To me at least, Zach Kyle’s March 5 article decrying the lack of well-paying jobs to retain Idaho graduates is old news, and its sought-after resolution is unlikely to serve us well. It’s an old “problem” which persists to the ultimate good of Idaho.
I moved here to teach economics in 1969, part of the group of new faculty hired by the new Boise State College. In those days college teaching jobs were easy to come by nationwide, regardless of degree status, and Idaho salaries were considerably below what could be earned elsewhere. I chose to come here because I wanted to live in the great outdoors of the Mountain West and knowingly accepted a position for about 30 percent less than I could have gotten staying almost anywhere in Ohio or the Midwest. And I have never regretted it.
At the only other serious job interview I considered, the department chairman at Montana told me to look out the window of his office into the mountains, saying “if that view isn’t worth $5,000 to you, then we have little more to talk about.” I believed him then, and now.
When it was time for my own kids to go to college, I advised only that they not remain in Boise. I certainly had nothing against Boise State, but believed strongly that much of the college experience comes with living in a different environment and being away from parental influence. I would have been perfectly happy had they chosen to stay withinIdaho. Despite certain access to scholarships at the University of Idaho, they chose to look out of state.
They, like many other sensible Idaho high school graduates, didn’t choose their college based only on job prospects and comparative wages. They were aware that Boise and Idaho are still relatively small and very conservative places. They felt they needed to get out and “see the world” a bit. That is not irrational, and the presence of good job opportunities and wages in Idaho would not have mattered. They still have a fondness for Idaho, and it still might be a place to which they return.
Idaho has always attracted a certain kind of person who appreciates the quality of life here despite our relatively low wages. When I was involved in hiring decisions, I insisted that we advertise outside Idaho, knowing that there were well-qualified people willing to relocate to Boise despite our relatively low wages. The standard procedure often was to stay in-house for hires, under the mistaken belief that Idaho salaries were not sufficient to attract outside talent.
There is no denying that Idaho wages are relatively low and Idaho job opportunities are relatively limited. But Idaho has muddled through adequately despite those perceived handicaps. Kyle’s statistics document an ebb and flow of talent both out of and into Idaho, which means we are not merely exporting talent.

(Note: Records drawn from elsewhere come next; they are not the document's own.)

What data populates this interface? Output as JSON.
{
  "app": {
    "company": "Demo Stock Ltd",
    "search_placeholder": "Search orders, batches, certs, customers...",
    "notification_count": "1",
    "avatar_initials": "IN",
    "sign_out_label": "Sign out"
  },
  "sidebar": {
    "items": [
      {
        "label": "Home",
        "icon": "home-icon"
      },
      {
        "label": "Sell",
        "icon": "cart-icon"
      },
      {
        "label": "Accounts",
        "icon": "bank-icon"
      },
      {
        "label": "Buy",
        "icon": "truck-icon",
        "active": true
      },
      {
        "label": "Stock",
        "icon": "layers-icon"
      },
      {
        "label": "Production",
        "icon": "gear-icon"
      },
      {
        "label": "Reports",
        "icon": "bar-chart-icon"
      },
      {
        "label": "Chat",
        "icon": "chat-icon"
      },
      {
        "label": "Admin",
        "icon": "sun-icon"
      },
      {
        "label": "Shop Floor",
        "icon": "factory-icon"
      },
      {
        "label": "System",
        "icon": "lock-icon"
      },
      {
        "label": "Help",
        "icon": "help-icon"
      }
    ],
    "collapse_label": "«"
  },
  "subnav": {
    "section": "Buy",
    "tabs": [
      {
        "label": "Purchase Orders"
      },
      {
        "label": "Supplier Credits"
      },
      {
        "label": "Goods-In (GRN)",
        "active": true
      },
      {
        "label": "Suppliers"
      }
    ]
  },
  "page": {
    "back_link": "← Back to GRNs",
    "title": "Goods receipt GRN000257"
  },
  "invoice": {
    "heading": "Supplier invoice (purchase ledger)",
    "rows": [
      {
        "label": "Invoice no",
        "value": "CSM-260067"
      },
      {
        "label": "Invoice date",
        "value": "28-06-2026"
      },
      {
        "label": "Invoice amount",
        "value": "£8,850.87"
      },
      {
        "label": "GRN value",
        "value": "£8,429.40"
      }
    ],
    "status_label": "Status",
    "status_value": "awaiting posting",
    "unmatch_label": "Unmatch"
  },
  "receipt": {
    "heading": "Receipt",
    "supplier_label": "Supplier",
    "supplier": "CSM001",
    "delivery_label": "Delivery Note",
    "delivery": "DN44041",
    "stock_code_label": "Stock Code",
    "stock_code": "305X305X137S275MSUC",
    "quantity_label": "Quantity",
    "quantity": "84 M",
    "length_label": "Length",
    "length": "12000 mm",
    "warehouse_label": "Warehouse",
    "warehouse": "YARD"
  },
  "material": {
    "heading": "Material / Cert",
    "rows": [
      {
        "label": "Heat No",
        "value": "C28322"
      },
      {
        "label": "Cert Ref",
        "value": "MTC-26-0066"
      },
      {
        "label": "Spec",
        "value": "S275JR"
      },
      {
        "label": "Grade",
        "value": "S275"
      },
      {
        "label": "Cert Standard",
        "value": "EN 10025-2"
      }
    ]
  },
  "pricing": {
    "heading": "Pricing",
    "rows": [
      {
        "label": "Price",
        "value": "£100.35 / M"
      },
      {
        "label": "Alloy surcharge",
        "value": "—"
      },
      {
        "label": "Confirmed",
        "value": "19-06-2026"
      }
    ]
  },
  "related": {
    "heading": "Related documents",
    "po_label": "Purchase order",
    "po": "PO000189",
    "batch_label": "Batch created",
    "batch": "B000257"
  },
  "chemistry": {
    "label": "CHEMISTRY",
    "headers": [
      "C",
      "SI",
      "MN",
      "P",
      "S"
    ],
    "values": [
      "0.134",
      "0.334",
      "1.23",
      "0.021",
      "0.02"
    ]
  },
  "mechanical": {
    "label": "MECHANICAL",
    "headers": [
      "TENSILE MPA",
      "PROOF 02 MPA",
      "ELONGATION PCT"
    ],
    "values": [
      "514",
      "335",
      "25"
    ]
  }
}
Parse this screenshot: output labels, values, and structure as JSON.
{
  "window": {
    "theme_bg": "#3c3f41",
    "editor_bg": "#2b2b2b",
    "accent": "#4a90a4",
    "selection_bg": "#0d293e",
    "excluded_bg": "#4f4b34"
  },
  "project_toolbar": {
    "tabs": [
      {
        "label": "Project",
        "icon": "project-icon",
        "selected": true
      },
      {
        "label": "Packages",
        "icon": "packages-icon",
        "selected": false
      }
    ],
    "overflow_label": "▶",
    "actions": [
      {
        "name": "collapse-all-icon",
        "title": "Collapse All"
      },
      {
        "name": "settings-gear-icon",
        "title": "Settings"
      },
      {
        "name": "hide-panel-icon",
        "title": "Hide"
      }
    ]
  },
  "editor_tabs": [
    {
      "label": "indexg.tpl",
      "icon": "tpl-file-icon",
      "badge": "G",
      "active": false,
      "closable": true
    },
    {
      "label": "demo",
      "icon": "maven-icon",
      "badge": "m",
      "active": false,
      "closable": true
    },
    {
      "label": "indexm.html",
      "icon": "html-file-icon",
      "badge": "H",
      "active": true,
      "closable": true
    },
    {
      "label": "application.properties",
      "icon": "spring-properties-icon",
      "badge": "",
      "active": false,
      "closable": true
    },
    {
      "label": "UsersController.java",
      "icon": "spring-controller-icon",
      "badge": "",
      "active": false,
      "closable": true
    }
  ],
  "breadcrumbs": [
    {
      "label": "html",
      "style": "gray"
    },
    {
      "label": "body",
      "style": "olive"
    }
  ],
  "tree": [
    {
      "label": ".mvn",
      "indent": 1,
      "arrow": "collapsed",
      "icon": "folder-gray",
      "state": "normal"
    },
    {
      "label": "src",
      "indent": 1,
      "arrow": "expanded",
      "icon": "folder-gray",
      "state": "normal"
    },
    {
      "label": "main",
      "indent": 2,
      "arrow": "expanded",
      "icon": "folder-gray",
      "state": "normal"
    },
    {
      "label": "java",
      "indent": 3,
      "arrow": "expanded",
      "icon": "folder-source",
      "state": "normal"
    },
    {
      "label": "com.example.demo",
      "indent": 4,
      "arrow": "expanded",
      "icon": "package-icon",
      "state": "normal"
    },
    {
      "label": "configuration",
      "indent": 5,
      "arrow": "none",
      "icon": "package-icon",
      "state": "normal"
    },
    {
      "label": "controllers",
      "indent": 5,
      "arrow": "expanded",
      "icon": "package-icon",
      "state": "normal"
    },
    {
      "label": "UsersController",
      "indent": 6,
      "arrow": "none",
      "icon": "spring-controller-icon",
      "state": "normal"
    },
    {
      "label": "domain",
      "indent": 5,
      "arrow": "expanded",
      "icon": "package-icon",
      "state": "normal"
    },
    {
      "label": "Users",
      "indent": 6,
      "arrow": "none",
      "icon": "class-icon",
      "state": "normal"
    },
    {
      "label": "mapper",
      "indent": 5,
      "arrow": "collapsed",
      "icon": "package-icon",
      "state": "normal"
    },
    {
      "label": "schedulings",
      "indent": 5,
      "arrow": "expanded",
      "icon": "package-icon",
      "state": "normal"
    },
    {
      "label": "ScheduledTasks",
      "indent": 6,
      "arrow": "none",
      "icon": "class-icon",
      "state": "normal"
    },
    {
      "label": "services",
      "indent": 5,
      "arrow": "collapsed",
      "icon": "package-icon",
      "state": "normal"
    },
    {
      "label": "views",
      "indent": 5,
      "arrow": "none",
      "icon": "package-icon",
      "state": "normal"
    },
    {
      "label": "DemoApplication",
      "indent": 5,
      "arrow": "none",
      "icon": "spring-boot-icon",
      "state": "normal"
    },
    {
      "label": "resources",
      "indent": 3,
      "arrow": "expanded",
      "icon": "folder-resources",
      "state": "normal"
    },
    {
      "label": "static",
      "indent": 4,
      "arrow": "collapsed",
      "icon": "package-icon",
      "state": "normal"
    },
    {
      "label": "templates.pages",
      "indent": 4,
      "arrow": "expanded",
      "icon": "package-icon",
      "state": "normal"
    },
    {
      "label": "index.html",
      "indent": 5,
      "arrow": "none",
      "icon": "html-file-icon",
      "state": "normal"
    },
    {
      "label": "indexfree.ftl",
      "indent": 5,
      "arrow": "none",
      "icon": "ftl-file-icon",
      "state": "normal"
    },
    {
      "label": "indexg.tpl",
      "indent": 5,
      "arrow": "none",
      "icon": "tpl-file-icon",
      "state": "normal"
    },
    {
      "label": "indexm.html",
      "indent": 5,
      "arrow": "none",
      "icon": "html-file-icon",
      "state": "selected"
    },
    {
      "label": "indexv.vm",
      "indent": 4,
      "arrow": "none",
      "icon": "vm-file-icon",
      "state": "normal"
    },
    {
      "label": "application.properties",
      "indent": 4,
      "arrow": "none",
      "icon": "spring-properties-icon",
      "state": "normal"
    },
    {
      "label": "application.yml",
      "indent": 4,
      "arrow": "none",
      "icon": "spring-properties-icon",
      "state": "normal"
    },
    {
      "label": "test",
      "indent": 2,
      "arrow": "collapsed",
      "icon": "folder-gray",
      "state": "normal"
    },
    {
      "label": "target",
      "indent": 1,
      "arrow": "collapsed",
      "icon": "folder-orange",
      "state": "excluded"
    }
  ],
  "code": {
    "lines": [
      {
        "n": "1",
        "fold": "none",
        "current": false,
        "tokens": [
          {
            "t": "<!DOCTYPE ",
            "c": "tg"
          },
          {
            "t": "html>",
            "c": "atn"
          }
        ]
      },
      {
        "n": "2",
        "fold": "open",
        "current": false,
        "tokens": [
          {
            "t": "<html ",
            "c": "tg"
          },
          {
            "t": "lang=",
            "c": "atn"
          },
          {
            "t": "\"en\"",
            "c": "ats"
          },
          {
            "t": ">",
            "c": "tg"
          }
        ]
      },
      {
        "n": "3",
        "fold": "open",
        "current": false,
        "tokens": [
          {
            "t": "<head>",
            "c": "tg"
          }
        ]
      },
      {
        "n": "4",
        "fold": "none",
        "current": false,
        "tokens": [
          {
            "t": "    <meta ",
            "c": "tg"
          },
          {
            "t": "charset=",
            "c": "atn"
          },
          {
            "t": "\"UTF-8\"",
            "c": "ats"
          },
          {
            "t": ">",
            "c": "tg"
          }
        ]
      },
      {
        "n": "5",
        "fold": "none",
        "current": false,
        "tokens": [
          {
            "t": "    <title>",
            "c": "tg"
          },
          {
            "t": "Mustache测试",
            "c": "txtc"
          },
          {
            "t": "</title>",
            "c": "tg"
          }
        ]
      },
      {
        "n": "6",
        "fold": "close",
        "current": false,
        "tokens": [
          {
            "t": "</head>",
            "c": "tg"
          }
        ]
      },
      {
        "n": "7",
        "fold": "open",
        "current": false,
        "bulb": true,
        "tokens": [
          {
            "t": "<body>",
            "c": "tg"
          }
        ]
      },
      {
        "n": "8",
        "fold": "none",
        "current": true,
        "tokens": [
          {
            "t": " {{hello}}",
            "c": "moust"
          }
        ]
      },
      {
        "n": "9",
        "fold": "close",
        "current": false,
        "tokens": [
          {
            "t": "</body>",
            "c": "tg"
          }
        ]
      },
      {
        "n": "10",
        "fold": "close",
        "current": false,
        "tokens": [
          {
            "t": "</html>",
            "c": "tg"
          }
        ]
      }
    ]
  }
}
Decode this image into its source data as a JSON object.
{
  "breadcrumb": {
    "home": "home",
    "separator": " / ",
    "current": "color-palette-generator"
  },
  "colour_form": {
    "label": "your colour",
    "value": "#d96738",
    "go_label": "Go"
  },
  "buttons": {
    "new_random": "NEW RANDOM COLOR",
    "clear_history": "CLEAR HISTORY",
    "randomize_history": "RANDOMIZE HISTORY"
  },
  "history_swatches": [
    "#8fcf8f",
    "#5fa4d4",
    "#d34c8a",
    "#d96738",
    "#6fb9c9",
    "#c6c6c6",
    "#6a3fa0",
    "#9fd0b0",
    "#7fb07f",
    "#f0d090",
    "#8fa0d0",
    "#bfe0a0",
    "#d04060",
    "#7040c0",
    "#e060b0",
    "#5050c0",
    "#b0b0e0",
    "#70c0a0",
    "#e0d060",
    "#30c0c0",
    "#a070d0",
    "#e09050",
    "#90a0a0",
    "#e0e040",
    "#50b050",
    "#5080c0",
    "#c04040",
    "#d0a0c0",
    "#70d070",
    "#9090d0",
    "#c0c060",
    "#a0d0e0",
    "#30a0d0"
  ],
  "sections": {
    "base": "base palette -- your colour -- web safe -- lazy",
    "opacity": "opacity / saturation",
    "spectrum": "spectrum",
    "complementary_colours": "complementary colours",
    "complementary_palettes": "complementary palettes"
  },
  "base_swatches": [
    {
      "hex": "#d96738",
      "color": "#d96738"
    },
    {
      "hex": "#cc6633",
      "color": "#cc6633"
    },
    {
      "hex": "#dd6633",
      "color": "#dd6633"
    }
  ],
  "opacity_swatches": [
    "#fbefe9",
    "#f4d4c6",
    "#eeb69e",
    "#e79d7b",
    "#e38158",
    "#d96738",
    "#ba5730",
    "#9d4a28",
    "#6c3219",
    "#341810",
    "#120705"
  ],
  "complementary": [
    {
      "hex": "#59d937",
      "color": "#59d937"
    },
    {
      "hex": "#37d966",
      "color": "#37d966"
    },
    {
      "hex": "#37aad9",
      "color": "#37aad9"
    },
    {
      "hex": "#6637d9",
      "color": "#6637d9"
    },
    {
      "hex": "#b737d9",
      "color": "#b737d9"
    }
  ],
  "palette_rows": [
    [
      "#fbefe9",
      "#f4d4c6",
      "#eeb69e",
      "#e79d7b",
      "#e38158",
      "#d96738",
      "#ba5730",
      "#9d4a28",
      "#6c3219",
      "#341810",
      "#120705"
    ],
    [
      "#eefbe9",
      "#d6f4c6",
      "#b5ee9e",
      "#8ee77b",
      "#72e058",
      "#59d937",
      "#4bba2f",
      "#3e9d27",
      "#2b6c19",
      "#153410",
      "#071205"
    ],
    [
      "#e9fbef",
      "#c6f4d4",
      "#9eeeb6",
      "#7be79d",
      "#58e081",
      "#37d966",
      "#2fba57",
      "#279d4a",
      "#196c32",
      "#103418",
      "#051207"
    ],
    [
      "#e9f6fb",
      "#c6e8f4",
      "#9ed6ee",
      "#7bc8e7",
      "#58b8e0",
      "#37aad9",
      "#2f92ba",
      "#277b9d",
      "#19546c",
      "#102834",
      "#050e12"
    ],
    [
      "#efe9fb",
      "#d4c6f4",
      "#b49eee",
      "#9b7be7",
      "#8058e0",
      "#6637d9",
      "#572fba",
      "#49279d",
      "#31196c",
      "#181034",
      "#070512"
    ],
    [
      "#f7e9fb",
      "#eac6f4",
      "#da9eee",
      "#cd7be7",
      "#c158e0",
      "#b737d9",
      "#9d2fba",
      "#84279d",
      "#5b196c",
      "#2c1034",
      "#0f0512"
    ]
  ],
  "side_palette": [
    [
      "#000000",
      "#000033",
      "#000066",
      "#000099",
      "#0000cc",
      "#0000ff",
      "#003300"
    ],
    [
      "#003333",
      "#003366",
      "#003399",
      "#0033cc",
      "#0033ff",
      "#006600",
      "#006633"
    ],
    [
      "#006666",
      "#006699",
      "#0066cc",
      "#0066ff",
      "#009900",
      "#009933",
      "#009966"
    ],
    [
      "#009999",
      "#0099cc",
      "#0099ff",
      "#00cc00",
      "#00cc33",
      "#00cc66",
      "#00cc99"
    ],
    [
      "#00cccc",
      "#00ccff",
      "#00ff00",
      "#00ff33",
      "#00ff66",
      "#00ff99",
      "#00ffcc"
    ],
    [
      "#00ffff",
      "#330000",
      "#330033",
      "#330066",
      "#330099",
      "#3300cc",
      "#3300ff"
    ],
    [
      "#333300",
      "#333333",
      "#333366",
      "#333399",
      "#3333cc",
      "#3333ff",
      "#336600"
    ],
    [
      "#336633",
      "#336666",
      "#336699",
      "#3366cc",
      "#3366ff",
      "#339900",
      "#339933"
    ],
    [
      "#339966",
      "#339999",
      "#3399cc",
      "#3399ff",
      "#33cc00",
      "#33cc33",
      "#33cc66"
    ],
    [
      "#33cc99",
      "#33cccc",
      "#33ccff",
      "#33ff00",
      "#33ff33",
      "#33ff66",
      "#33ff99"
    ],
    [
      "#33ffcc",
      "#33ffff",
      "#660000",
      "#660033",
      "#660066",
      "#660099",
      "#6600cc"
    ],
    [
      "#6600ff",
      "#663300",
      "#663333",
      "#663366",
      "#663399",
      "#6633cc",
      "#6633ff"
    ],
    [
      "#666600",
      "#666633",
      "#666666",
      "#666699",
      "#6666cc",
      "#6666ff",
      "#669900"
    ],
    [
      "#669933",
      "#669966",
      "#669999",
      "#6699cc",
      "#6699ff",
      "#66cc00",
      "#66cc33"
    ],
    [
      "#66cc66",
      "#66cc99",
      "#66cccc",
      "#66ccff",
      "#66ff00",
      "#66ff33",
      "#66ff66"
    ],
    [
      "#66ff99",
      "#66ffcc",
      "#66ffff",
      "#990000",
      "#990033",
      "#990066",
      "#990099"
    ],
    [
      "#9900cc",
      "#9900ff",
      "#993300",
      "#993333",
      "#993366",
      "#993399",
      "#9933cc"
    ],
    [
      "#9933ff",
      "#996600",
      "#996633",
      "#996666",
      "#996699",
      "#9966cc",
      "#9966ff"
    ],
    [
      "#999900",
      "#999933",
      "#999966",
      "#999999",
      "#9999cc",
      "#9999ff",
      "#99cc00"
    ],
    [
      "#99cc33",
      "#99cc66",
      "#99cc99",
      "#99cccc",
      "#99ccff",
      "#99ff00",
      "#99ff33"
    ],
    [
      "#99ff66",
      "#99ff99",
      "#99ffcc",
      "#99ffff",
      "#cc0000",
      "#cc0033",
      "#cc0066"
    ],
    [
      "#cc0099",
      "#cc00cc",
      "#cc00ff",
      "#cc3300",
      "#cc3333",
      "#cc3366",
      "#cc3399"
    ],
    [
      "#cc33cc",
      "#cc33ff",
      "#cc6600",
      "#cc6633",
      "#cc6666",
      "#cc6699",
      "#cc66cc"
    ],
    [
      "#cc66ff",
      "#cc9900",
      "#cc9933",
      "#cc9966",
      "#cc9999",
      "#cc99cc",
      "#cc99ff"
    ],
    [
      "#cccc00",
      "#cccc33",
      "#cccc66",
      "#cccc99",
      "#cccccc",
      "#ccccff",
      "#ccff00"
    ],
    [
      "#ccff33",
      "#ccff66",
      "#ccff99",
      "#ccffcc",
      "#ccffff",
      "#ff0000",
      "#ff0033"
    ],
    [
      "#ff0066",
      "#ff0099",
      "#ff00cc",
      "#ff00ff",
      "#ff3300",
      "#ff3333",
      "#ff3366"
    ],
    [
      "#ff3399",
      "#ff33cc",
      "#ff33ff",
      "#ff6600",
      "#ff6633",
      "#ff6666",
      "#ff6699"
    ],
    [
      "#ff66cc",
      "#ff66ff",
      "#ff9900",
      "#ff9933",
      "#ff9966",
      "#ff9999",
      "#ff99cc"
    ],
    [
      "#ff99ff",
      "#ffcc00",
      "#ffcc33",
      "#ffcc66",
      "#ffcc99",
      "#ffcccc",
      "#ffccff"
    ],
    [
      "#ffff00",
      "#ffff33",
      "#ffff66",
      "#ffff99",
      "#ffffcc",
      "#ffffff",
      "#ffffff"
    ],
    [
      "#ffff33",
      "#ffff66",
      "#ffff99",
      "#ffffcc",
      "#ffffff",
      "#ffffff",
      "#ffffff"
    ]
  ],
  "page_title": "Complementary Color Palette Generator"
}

I fear that the ability to offer attractive jobs at comparable wages might flood our small market and lead to a decline in our existing quality of life. Those who think we can have our cake and eat it, too, are dreaming.
Bill Eastlake is a former Assistant Professor of Economics, BSU; former Energy Economist, IDWR and former Energy Policy Adviser, IPUC.